Profit reports hurt two others.

Aluminum Co. of America fell 1 to 70 1/2. The company said Friday that its second-quarter earnings were lower than the same period last year.

And in NASDAQ trading, Intel fell 3/8 to 55 5/8 after the company reported second-quarter earnings in line with market expectations. Market watchers attributed the slide partly to lack of positive surprises in the report.

QVC Network rose 2 1/2 to 67 3/4 after it was reported the company has proposed a merger with Home Shopping Network. Home Shopping led the NYSE most-active list, rising 1 to 13 5/8.

In Amex trading, Andrea Electronics rose 9 5/8 to 38 1/2. Technology Service Group will distribute two of Andrea's Active Noise Cancellation kits to several telephone companies for use in public telephones.


The decline in long-term bond yields pushed prices to a record high, in extremely light trading as many investors refrained from trading ahead of the Labor Department's June Producer Price Index.

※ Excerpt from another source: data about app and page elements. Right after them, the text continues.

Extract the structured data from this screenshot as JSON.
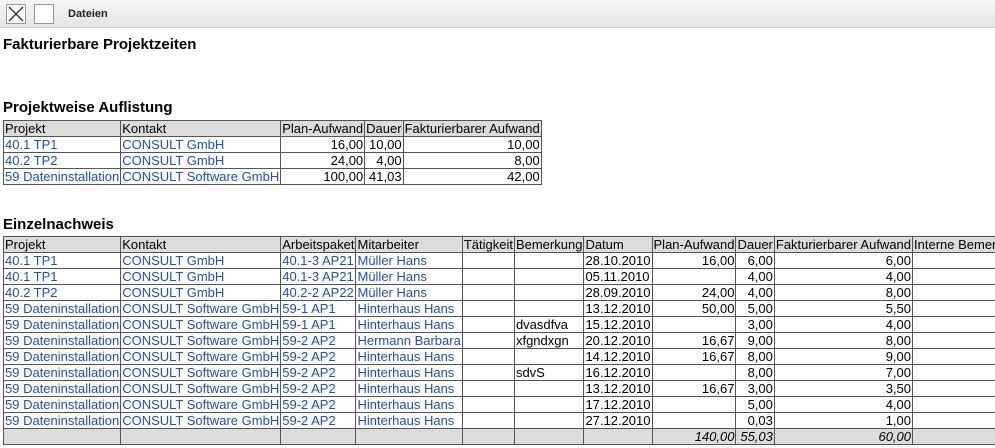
{
  "toolbar": {
    "tab_label": "Dateien"
  },
  "page": {
    "title": "Fakturierbare Projektzeiten"
  },
  "section1": {
    "title": "Projektweise Auflistung",
    "columns": [
      "Projekt",
      "Kontakt",
      "Plan-Aufwand",
      "Dauer",
      "Fakturierbarer Aufwand"
    ],
    "rows": [
      [
        "40.1 TP1",
        "CONSULT GmbH",
        "16,00",
        "10,00",
        "10,00"
      ],
      [
        "40.2 TP2",
        "CONSULT GmbH",
        "24,00",
        "4,00",
        "8,00"
      ],
      [
        "59 Dateninstallation",
        "CONSULT Software GmbH",
        "100,00",
        "41,03",
        "42,00"
      ]
    ]
  },
  "section2": {
    "title": "Einzelnachweis",
    "columns": [
      "Projekt",
      "Kontakt",
      "Arbeitspaket",
      "Mitarbeiter",
      "Tätigkeit",
      "Bemerkung",
      "Datum",
      "Plan-Aufwand",
      "Dauer",
      "Fakturierbarer Aufwand",
      "Interne Bemerkung"
    ],
    "rows": [
      [
        "40.1 TP1",
        "CONSULT GmbH",
        "40.1-3 AP21",
        "Müller Hans",
        "",
        "",
        "28.10.2010",
        "16,00",
        "6,00",
        "6,00",
        ""
      ],
      [
        "40.1 TP1",
        "CONSULT GmbH",
        "40.1-3 AP21",
        "Müller Hans",
        "",
        "",
        "05.11.2010",
        "",
        "4,00",
        "4,00",
        ""
      ],
      [
        "40.2 TP2",
        "CONSULT GmbH",
        "40.2-2 AP22",
        "Müller Hans",
        "",
        "",
        "28.09.2010",
        "24,00",
        "4,00",
        "8,00",
        ""
      ],
      [
        "59 Dateninstallation",
        "CONSULT Software GmbH",
        "59-1 AP1",
        "Hinterhaus Hans",
        "",
        "",
        "13.12.2010",
        "50,00",
        "5,00",
        "5,50",
        ""
      ],
      [
        "59 Dateninstallation",
        "CONSULT Software GmbH",
        "59-1 AP1",
        "Hinterhaus Hans",
        "",
        "dvasdfva",
        "15.12.2010",
        "",
        "3,00",
        "4,00",
        ""
      ],
      [
        "59 Dateninstallation",
        "CONSULT Software GmbH",
        "59-2 AP2",
        "Hermann Barbara",
        "",
        "xfgndxgn",
        "20.12.2010",
        "16,67",
        "9,00",
        "8,00",
        ""
      ],
      [
        "59 Dateninstallation",
        "CONSULT Software GmbH",
        "59-2 AP2",
        "Hinterhaus Hans",
        "",
        "",
        "14.12.2010",
        "16,67",
        "8,00",
        "9,00",
        ""
      ],
      [
        "59 Dateninstallation",
        "CONSULT Software GmbH",
        "59-2 AP2",
        "Hinterhaus Hans",
        "",
        "sdvS",
        "16.12.2010",
        "",
        "8,00",
        "7,00",
        ""
      ],
      [
        "59 Dateninstallation",
        "CONSULT Software GmbH",
        "59-2 AP2",
        "Hinterhaus Hans",
        "",
        "",
        "13.12.2010",
        "16,67",
        "3,00",
        "3,50",
        ""
      ],
      [
        "59 Dateninstallation",
        "CONSULT Software GmbH",
        "59-2 AP2",
        "Hinterhaus Hans",
        "",
        "",
        "17.12.2010",
        "",
        "5,00",
        "4,00",
        ""
      ],
      [
        "59 Dateninstallation",
        "CONSULT Software GmbH",
        "59-2 AP2",
        "Hinterhaus Hans",
        "",
        "",
        "27.12.2010",
        "",
        "0,03",
        "1,00",
        ""
      ]
    ],
    "totals": {
      "plan": "140,00",
      "dauer": "55,03",
      "fakt": "60,00"
    }
  },
  "colors": {
    "link": "#1c4fc4",
    "header_bg": "#dcdcdc"
  }
}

But several large issuers of corporate debt took advantage of the low yields, which move in the opposite direction from prices, to issue long-term bonds. A Time Warner Inc. unit, for example, offered $1 billion in 40-year bonds, an unusually long maturity, in the company's latest effort to pare debt costs.

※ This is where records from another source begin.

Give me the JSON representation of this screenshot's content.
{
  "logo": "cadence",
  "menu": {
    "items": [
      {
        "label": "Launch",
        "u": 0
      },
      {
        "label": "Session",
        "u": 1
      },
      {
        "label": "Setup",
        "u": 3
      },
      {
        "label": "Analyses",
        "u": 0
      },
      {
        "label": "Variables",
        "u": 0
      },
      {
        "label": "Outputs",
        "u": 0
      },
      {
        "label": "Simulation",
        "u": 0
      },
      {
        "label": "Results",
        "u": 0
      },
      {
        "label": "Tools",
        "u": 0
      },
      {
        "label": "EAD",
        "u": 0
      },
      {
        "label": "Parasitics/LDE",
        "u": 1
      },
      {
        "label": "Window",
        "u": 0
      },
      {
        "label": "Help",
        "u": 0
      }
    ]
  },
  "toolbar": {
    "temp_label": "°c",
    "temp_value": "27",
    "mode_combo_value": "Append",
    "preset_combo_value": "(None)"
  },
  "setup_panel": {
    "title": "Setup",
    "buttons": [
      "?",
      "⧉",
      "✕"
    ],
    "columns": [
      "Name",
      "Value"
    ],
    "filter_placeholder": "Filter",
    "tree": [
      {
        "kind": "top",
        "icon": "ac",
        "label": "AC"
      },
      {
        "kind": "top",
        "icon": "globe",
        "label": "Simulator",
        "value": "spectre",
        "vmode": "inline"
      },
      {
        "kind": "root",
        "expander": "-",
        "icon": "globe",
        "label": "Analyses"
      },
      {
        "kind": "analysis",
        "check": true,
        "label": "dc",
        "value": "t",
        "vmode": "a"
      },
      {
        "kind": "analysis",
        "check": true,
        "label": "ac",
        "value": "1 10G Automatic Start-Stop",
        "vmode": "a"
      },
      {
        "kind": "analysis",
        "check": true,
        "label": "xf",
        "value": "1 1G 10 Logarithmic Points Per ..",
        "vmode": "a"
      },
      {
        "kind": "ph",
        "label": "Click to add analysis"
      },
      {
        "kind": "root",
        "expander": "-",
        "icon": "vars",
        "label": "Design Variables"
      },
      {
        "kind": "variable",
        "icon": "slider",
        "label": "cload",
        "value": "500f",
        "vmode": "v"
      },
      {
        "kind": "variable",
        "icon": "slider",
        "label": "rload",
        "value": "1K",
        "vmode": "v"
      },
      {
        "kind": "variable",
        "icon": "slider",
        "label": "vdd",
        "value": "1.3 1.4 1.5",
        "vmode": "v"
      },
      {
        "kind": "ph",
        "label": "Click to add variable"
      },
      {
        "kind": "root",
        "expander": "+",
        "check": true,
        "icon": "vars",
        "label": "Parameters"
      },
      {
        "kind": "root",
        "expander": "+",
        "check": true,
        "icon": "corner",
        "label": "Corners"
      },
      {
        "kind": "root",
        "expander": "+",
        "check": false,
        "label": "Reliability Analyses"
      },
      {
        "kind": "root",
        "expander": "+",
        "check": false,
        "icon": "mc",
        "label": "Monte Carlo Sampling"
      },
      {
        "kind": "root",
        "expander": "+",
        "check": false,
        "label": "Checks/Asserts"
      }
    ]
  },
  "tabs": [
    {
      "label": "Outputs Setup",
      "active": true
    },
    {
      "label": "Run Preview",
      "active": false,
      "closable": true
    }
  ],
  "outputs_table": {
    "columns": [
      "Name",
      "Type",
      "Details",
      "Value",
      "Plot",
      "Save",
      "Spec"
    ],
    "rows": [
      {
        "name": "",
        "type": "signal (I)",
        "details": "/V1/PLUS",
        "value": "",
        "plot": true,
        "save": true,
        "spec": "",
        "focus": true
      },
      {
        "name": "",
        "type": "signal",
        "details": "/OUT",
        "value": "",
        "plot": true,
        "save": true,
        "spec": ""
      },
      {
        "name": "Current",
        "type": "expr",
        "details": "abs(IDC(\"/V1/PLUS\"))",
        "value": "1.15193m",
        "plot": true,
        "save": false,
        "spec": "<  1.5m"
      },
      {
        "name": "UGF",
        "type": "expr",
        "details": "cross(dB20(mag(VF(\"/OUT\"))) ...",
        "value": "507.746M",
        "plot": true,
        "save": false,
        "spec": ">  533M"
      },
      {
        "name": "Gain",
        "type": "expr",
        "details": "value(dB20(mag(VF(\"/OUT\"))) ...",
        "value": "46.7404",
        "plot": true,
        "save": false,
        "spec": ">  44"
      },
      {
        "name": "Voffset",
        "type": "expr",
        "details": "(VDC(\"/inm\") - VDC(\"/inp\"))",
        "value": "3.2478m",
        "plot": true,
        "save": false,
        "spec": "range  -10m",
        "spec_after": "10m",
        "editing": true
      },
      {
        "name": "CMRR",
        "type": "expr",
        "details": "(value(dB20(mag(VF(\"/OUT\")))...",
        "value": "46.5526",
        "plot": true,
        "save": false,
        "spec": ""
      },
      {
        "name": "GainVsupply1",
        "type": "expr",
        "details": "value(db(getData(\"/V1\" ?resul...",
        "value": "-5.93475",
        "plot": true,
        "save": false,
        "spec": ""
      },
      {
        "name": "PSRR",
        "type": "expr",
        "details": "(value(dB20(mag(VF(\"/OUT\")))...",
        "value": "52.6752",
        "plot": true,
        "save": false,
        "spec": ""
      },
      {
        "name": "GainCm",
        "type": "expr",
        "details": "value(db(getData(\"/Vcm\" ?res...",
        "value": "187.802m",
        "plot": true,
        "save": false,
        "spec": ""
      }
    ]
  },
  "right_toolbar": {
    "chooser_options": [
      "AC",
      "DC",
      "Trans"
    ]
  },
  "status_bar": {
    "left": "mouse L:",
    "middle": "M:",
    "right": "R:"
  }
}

The yield on the Treasury's main 30-year bond slipped to 6.62% from Friday's close of 6.64%. Its price rose 7/32 point, or $2.19 per $1,000 in face value.

Short-term Treasuries were unchanged and intermediate maturities ranged from unchanged to up 1/16 point, the Telerate Inc. financial information service reported.

It was the third consecutive closing record low for the long bond's yield. But despite positive sentiment about inflation, many investors are nervous about buying bonds at these high prices with no news emerging to drive the market.

"We have good news coming, but until you get it, traders will be hard-pressed to push it higher," said David Ader, a market strategist at Technical Data in Boston.

Bond investors fear inflation because it reduces the value of investments with a fixed rate of return.

The federal funds rate, the interest on overnight loans between banks, was 3.063%, up from 2.938% Friday.

Other Markets

The dollar was mixed against the major currencies, gaining against the German mark interventions by Germany's central banks.

Traders were scarce and thus trading was down

In New York, the dollar was trading late at 109.45 Japanese yen, down from 109.96 yen Friday. The dollar rose to 1.729 German marks from 1.722 marks.

The British pound was trading late at $1.477, down from $1.481 Friday.

Meanwhile, in commodities trading, gold prices rose on New York's Commodity Exchange. Gold for current delivery closed at $394.30 an ounce, up $2.70 from Friday. Silver closed at $5.060 an ounce, up from $5.003 on Friday.

Energy futures were higher on the New York Mercantile Exchange on perceptions that the impasse between Iraq and the United Nations over the closing of a missile test site could block an oil agreement. August light sweet crude was 21 cents higher at $18.10 a barrel.

Los Angeles Times Articles